RC: Ah, lovely Adam! Well, it was easy --- the story wasn’t about the men. Adam wasn’t part of the overwhelming conflict; Adam, and his love for Emma, weren’t the focus. The conflict was Emma reinventing herself after a devastating loss and Riley recovering after years of hurt and the disposition of their wounded friendship. One thing you can always count on with a Robyn Carr novel --- if it’s romance, there will be important women’s issues present as the romantic plot is being resolved, and if it’s women’s fiction there will always be a romance present. Women are often in charge of relationships --- in friendships, family and love. In the beginning, it was the women who kept the peace and negotiated relationships, while the men were out killing the woolly mammoth.

TBRN: Growing up, Riley and her family were more welcoming and loving to Emma than her own stepfamily, who were greedy and manipulative. Similarly, Riley’s daughter, Maddie, was raised mainly by her mother, grandmother and uncle as opposed to a typical nuclear family arrangement. Why did you choose to represent these different varieties of family? Was one easier to write than the other?

RC: That’s the world we live in! There are so many variations on family there’s hardly an average one. Even the nuclear man and woman and children might look typical from the outside, but I guarantee that under the surface there are many unique challenges and issues. 

TBRN: You have written both contemporary and historical fiction over the course of your career and are no stranger to research. Beyond research, what is the difference for you in writing a contemporary work such as THE LIFE SHE WANTS compared to writing one of your historical works?

RC: Simply the difference between doing historical research and studying current events and contemporary issues and practices. But I haven’t written a historical since 1990. I kind of lost my passion for them and found my contemporary voice. 

TBRN: What are you working on now, and when can readers expect to see it?
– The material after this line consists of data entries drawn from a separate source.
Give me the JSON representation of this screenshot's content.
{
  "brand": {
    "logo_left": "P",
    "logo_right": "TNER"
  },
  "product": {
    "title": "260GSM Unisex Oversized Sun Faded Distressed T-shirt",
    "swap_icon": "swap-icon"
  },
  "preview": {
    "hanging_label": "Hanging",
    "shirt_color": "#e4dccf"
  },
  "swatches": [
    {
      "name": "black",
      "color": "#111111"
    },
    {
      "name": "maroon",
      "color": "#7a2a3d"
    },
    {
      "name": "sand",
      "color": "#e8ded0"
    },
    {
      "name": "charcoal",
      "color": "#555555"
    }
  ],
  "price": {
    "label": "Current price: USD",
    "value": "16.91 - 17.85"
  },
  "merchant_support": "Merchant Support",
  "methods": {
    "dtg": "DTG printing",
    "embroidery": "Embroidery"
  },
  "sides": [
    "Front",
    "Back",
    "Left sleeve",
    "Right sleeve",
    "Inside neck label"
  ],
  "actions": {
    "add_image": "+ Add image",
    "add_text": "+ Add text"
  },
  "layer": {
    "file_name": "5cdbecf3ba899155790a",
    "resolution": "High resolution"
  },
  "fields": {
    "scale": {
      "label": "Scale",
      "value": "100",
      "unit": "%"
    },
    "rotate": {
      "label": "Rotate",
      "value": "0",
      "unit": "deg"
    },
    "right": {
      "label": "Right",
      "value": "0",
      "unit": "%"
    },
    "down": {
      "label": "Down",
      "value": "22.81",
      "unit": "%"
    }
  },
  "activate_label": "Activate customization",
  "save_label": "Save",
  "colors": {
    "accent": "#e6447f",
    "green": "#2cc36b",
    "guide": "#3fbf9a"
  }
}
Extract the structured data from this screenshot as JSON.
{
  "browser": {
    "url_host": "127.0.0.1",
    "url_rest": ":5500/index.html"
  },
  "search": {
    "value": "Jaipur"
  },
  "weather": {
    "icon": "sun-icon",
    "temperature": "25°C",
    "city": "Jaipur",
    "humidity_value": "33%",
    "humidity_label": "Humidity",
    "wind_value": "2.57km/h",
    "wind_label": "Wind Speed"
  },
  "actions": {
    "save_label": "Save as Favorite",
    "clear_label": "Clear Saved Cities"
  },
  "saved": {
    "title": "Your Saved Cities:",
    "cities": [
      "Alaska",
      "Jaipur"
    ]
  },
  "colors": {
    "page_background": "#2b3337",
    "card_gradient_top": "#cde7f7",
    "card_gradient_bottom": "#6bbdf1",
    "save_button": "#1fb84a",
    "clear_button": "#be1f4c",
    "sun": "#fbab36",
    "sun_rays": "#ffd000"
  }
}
RC: I just finished the second Sullivan’s Crossing book, ANY DAY NOW, which will be available in April 2017, and I’m at work on a new women’s fiction novel. It doesn’t have a title yet, but will be out in the fall of 2017.